:: PROVIDED RECORDS ::
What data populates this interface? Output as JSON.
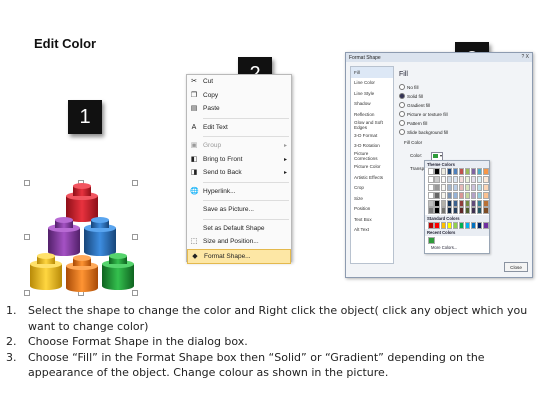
{
  "title": "Edit Color",
  "badges": [
    "1",
    "2",
    "3"
  ],
  "context_menu": {
    "items": [
      {
        "label": "Cut",
        "icon": "scissors-icon",
        "disabled": false,
        "submenu": false
      },
      {
        "label": "Copy",
        "icon": "copy-icon",
        "disabled": false,
        "submenu": false
      },
      {
        "label": "Paste",
        "icon": "paste-icon",
        "disabled": false,
        "submenu": false
      },
      {
        "label": "Edit Text",
        "icon": "edit-text-icon",
        "disabled": false,
        "submenu": false
      },
      {
        "label": "Group",
        "icon": "group-icon",
        "disabled": true,
        "submenu": true
      },
      {
        "label": "Bring to Front",
        "icon": "bring-front-icon",
        "disabled": false,
        "submenu": true
      },
      {
        "label": "Send to Back",
        "icon": "send-back-icon",
        "disabled": false,
        "submenu": true
      },
      {
        "label": "Hyperlink...",
        "icon": "hyperlink-icon",
        "disabled": false,
        "submenu": false
      },
      {
        "label": "Save as Picture...",
        "icon": "",
        "disabled": false,
        "submenu": false
      },
      {
        "label": "Set as Default Shape",
        "icon": "",
        "disabled": false,
        "submenu": false
      },
      {
        "label": "Size and Position...",
        "icon": "size-icon",
        "disabled": false,
        "submenu": false
      },
      {
        "label": "Format Shape...",
        "icon": "format-shape-icon",
        "disabled": false,
        "submenu": false,
        "highlighted": true
      }
    ]
  },
  "dialog": {
    "title": "Format Shape",
    "controls": "? X",
    "nav": [
      "Fill",
      "Line Color",
      "Line Style",
      "Shadow",
      "Reflection",
      "Glow and Soft Edges",
      "3-D Format",
      "3-D Rotation",
      "Picture Corrections",
      "Picture Color",
      "Artistic Effects",
      "Crop",
      "Size",
      "Position",
      "Text Box",
      "Alt Text"
    ],
    "selected_nav": "Fill",
    "fill_heading": "Fill",
    "options": [
      "No fill",
      "Solid fill",
      "Gradient fill",
      "Picture or texture fill",
      "Pattern fill",
      "Slide background fill"
    ],
    "selected_option": "Solid fill",
    "fill_color_label": "Fill Color",
    "color_label": "Color:",
    "transparency_label": "Transpa",
    "palette": {
      "theme_label": "Theme Colors",
      "standard_label": "Standard Colors",
      "recent_label": "Recent Colors",
      "more_label": "More Colors...",
      "theme_top": [
        "#ffffff",
        "#000000",
        "#eeece1",
        "#1f497d",
        "#4f81bd",
        "#c0504d",
        "#9bbb59",
        "#8064a2",
        "#4bacc6",
        "#f79646"
      ],
      "standard": [
        "#c00000",
        "#ff0000",
        "#ffc000",
        "#ffff00",
        "#92d050",
        "#00b050",
        "#00b0f0",
        "#0070c0",
        "#002060",
        "#7030a0"
      ],
      "recent": [
        "#2e9b3a"
      ]
    },
    "close_label": "Close"
  },
  "steps": [
    {
      "num": "1.",
      "text": "Select the shape to change the color and Right click the object( click any object which you want to change color)"
    },
    {
      "num": "2.",
      "text": "Choose Format Shape in the dialog box."
    },
    {
      "num": "3.",
      "text": "Choose “Fill” in the Format Shape box then “Solid” or “Gradient” depending on the appearance of the object. Change colour as shown in the picture."
    }
  ],
  "cylinder_colors": {
    "red": "#d9232f",
    "purple": "#8a3aa8",
    "blue": "#2a74c8",
    "yellow": "#f3c21b",
    "orange": "#ef7a1c",
    "green": "#24a23a"
  }
}
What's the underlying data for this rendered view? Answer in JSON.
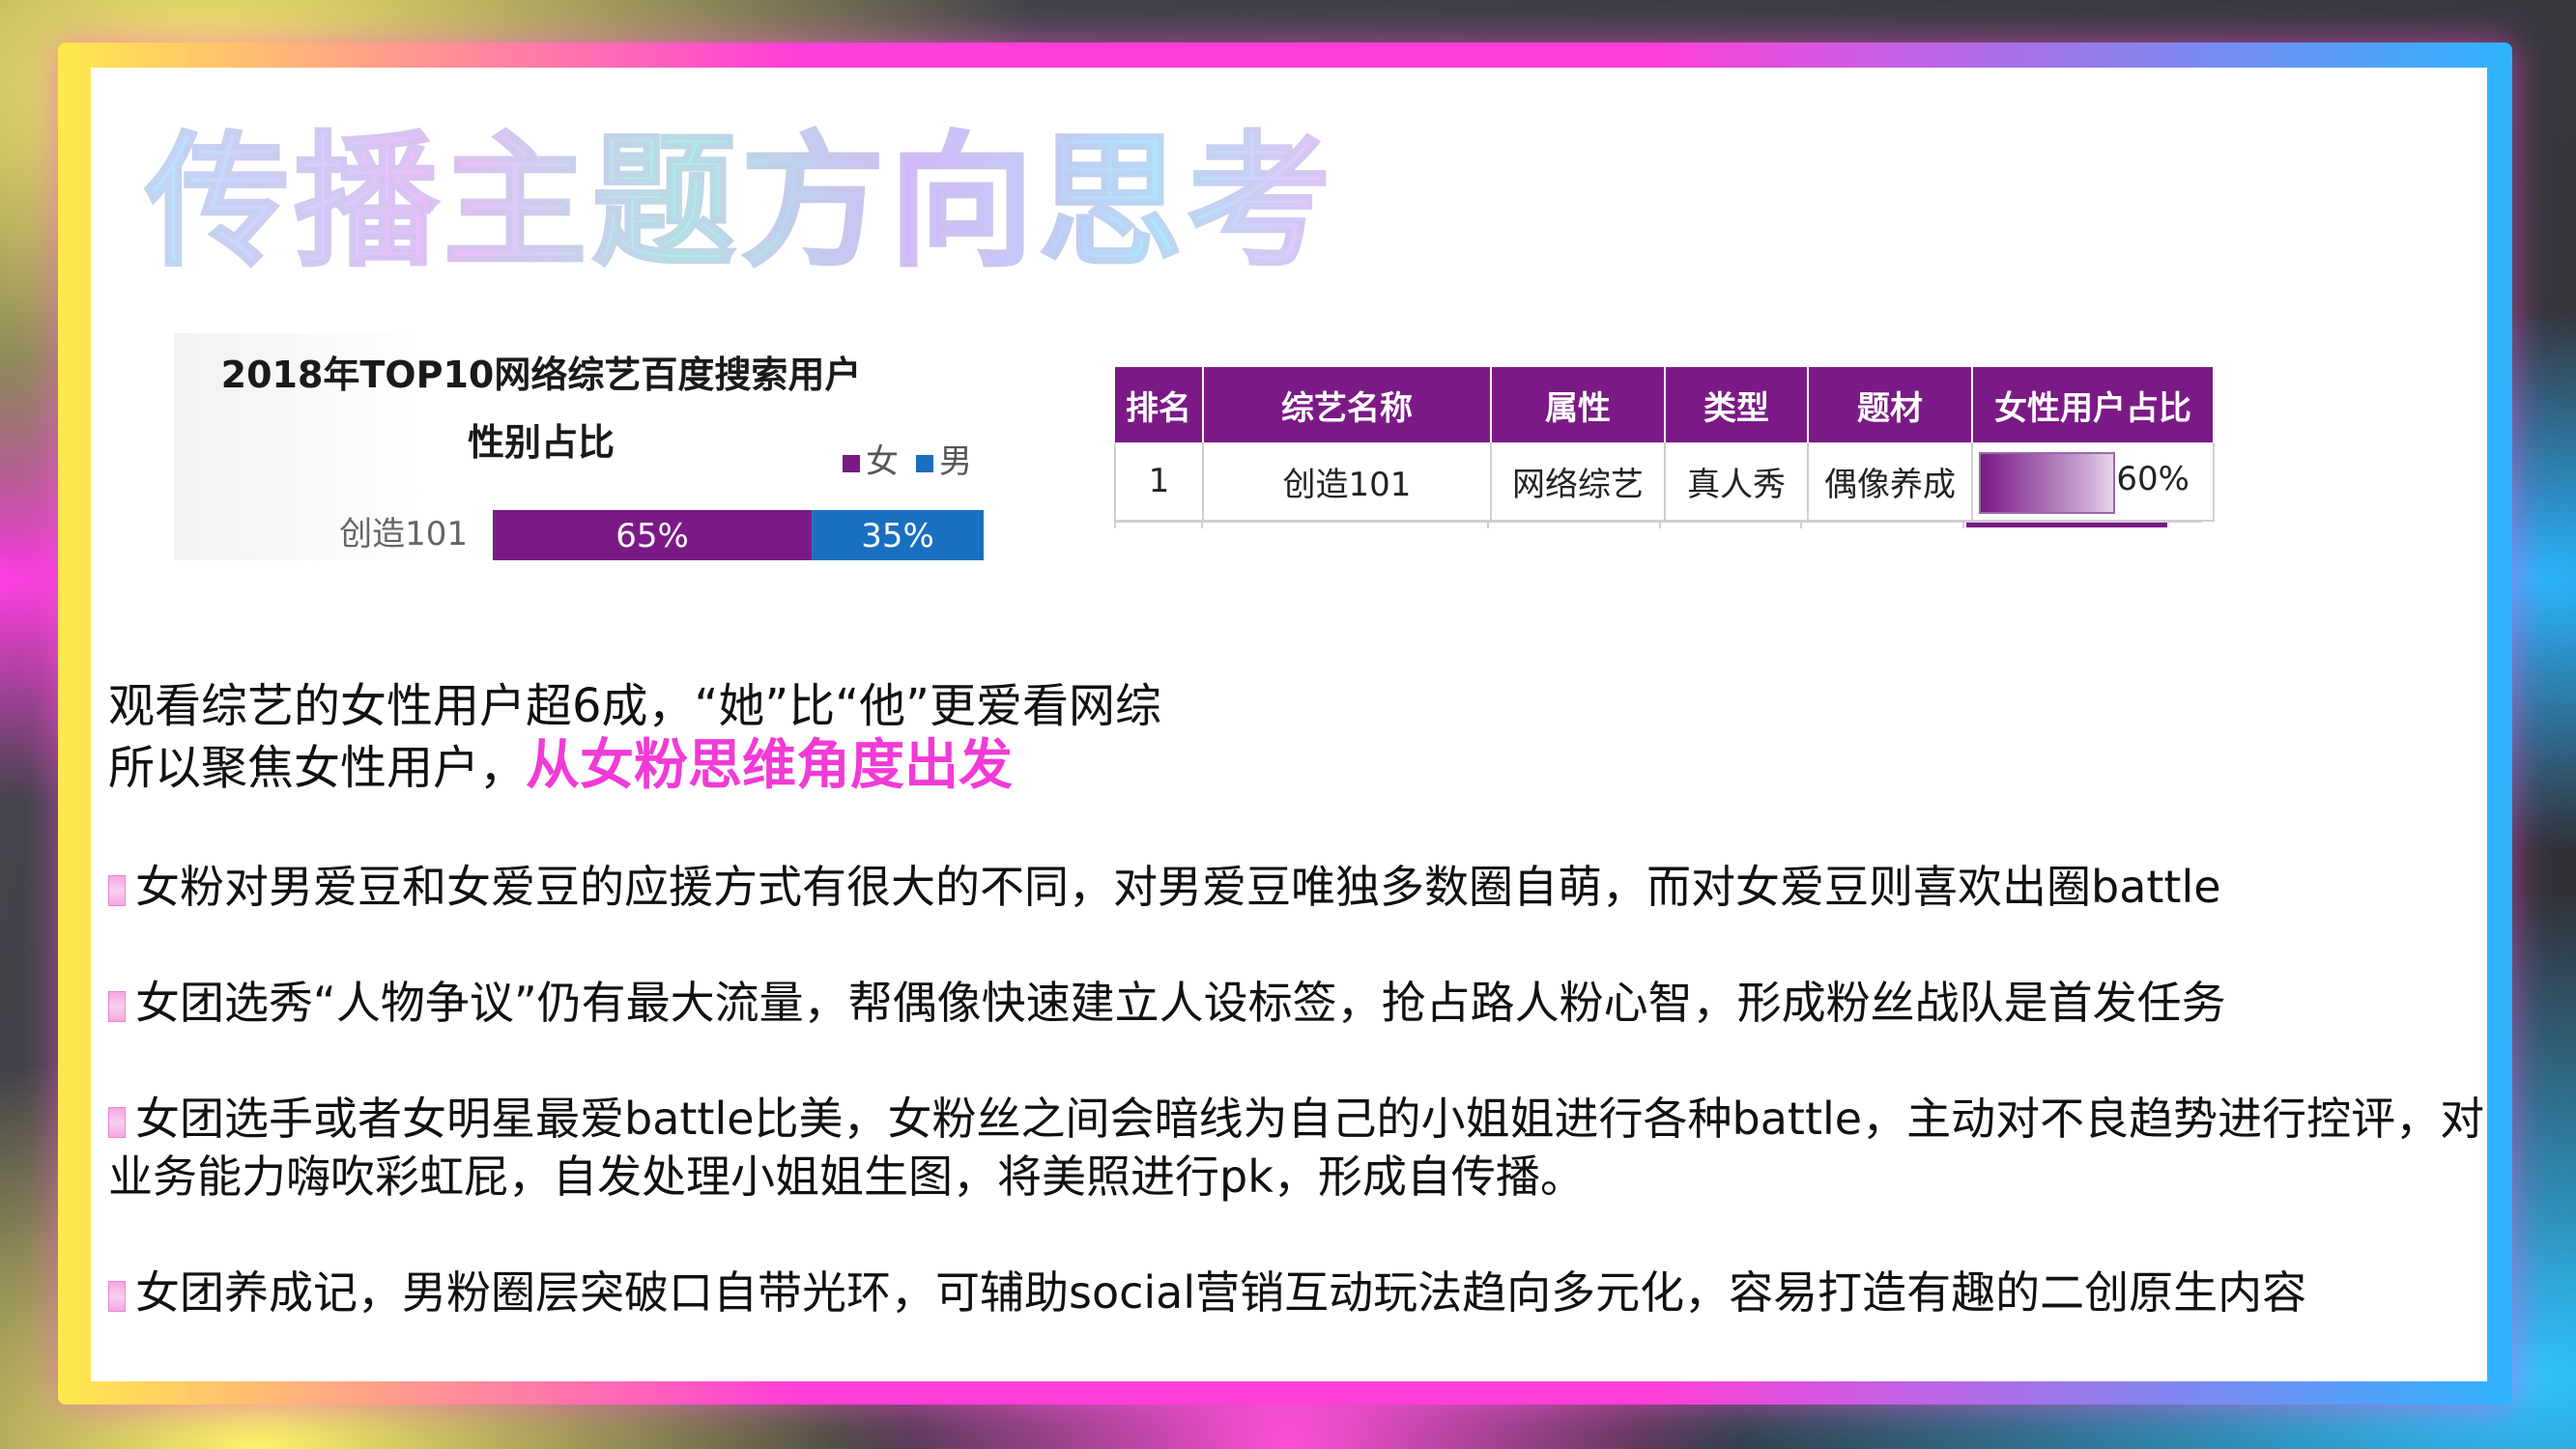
{
  "title": "传播主题方向思考",
  "chart_data": {
    "type": "bar",
    "title": "2018年TOP10网络综艺百度搜索用户性别占比",
    "title_line1": "2018年TOP10网络综艺百度搜索用户",
    "title_line2": "性别占比",
    "categories": [
      "创造101"
    ],
    "series": [
      {
        "name": "女",
        "values": [
          65
        ],
        "label": "65%",
        "color": "#7b1a86"
      },
      {
        "name": "男",
        "values": [
          35
        ],
        "label": "35%",
        "color": "#1a6fc0"
      }
    ],
    "stacked": true,
    "legend_position": "top-right"
  },
  "table": {
    "headers": [
      "排名",
      "综艺名称",
      "属性",
      "类型",
      "题材",
      "女性用户占比"
    ],
    "rows": [
      {
        "rank": "1",
        "name": "创造101",
        "attr": "网络综艺",
        "type": "真人秀",
        "theme": "偶像养成",
        "female_pct": "60%",
        "female_value": 60
      }
    ],
    "bar_color": "#7b1a86"
  },
  "intro": {
    "line1": "观看综艺的女性用户超6成，“她”比“他”更爱看网综",
    "line2_prefix": "所以聚焦女性用户，",
    "line2_highlight": "从女粉思维角度出发"
  },
  "bullets": [
    "女粉对男爱豆和女爱豆的应援方式有很大的不同，对男爱豆唯独多数圈自萌，而对女爱豆则喜欢出圈battle",
    "女团选秀“人物争议”仍有最大流量，帮偶像快速建立人设标签，抢占路人粉心智，形成粉丝战队是首发任务",
    "女团选手或者女明星最爱battle比美，女粉丝之间会暗线为自己的小姐姐进行各种battle，主动对不良趋势进行控评，对业务能力嗨吹彩虹屁，自发处理小姐姐生图，将美照进行pk，形成自传播。",
    "女团养成记，男粉圈层突破口自带光环，可辅助social营销互动玩法趋向多元化，容易打造有趣的二创原生内容"
  ],
  "colors": {
    "accent_pink": "#f23ad6",
    "table_header": "#7b1a86"
  }
}
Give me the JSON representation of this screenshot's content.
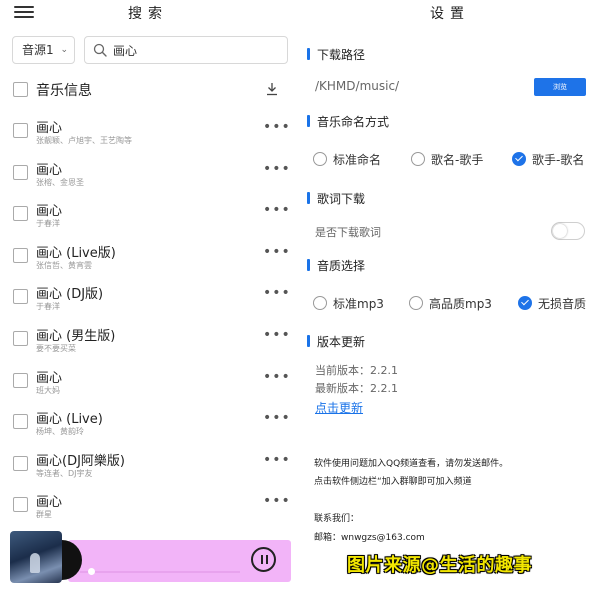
{
  "left": {
    "title": "搜索",
    "source_select": "音源1",
    "search_value": "画心",
    "header_label": "音乐信息",
    "songs": [
      {
        "title": "画心",
        "artist": "张靓颖、卢旭宇、王艺陶等"
      },
      {
        "title": "画心",
        "artist": "张榕、金恩圣"
      },
      {
        "title": "画心",
        "artist": "于春洋"
      },
      {
        "title": "画心 (Live版)",
        "artist": "张信哲、黄宵雲"
      },
      {
        "title": "画心 (DJ版)",
        "artist": "于春洋"
      },
      {
        "title": "画心 (男生版)",
        "artist": "要不要买菜"
      },
      {
        "title": "画心",
        "artist": "班大妈"
      },
      {
        "title": "画心 (Live)",
        "artist": "杨坤、黄韵玲"
      },
      {
        "title": "画心(DJ阿樂版)",
        "artist": "等连者、DJ宇友"
      },
      {
        "title": "画心",
        "artist": "群星"
      }
    ],
    "more_glyph": "•••"
  },
  "right": {
    "title": "设置",
    "download_path": {
      "heading": "下载路径",
      "path": "/KHMD/music/",
      "button": "浏览"
    },
    "naming": {
      "heading": "音乐命名方式",
      "options": [
        "标准命名",
        "歌名-歌手",
        "歌手-歌名"
      ],
      "selected_index": 2
    },
    "lyrics": {
      "heading": "歌词下载",
      "label": "是否下载歌词",
      "enabled": false
    },
    "quality": {
      "heading": "音质选择",
      "options": [
        "标准mp3",
        "高品质mp3",
        "无损音质"
      ],
      "selected_index": 2
    },
    "version": {
      "heading": "版本更新",
      "current": "当前版本：2.2.1",
      "latest": "最新版本：2.2.1",
      "update_link": "点击更新"
    },
    "info": {
      "line1": "软件使用问题加入QQ频道查看，请勿发送邮件。",
      "line2": "点击软件侧边栏“加入群聊即可加入频道",
      "contact": "联系我们：",
      "email": "邮箱：wnwgzs@163.com"
    }
  },
  "watermark": "图片来源@生活的趣事",
  "player": {
    "progress": 0.05,
    "accent": "#f2b4f8"
  },
  "colors": {
    "accent_blue": "#1e73e8",
    "watermark_yellow": "#f2e600"
  }
}
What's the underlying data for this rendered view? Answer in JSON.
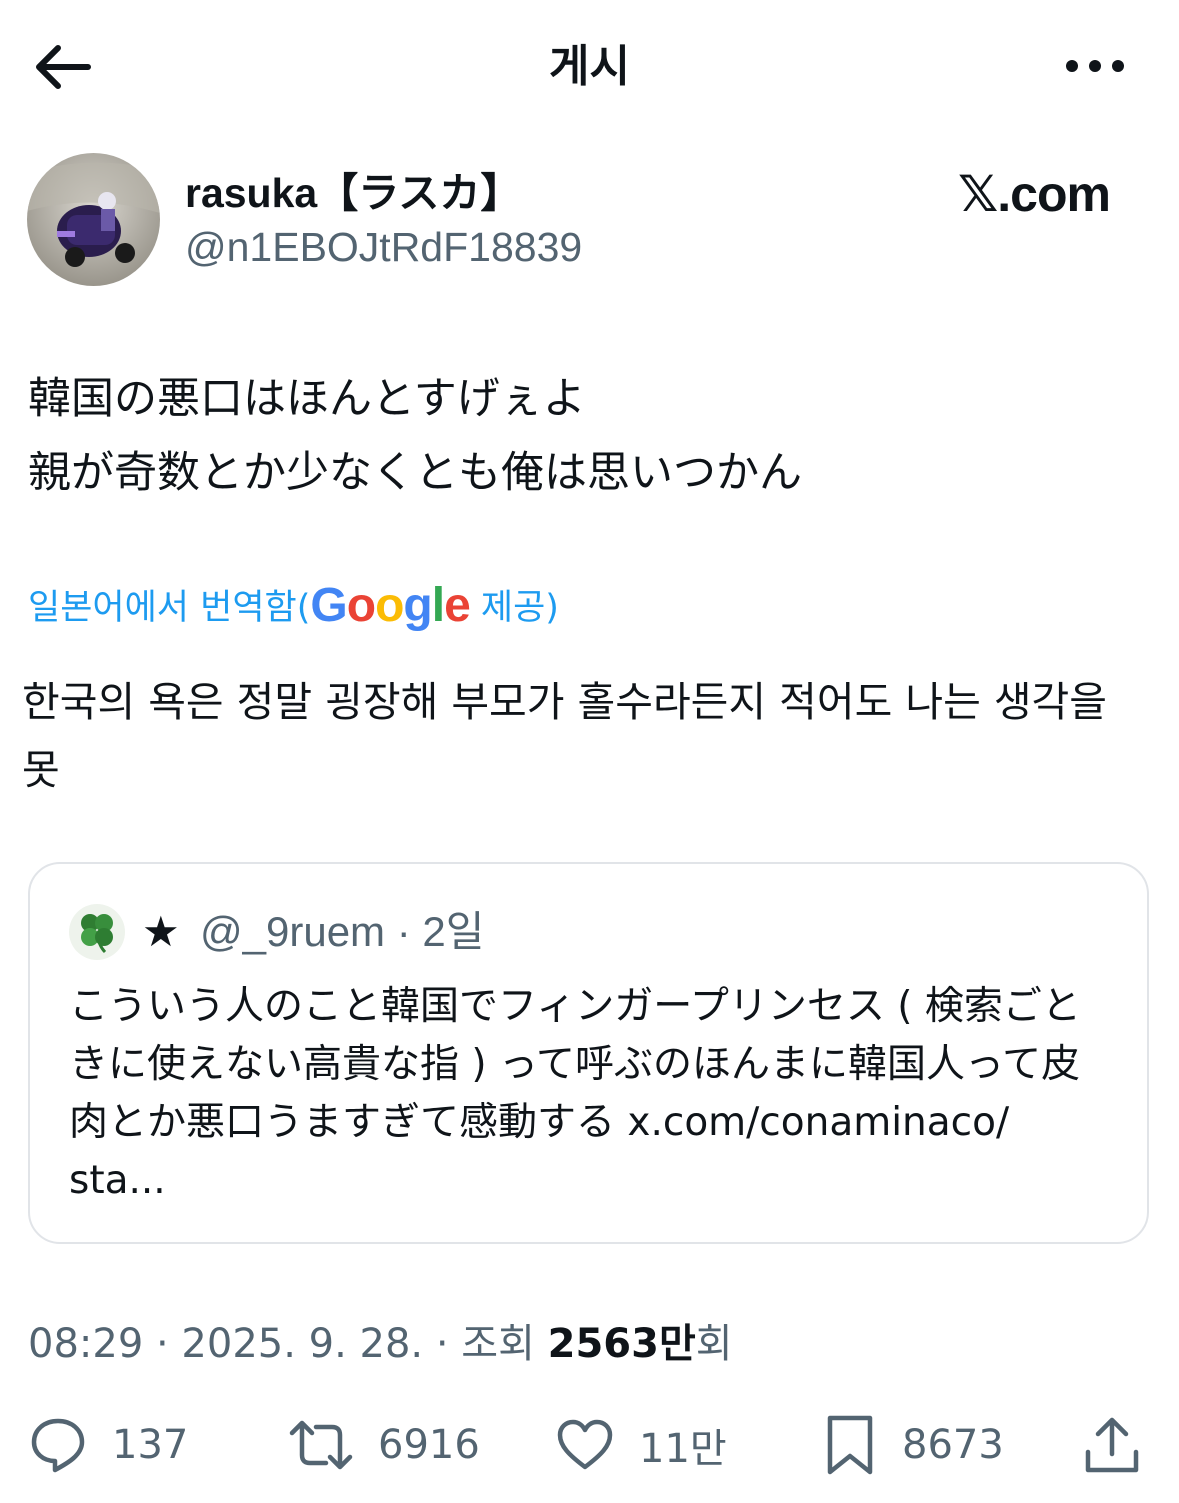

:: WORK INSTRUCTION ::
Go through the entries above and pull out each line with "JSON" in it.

:: SOLUTION FOR THIS TASK ::
What data populates this interface? Output as JSON.
What's the underlying data for this rendered view? Answer in JSON.
Give me the JSON representation of this screenshot's content.
What's the underlying data for this rendered view? Answer in JSON.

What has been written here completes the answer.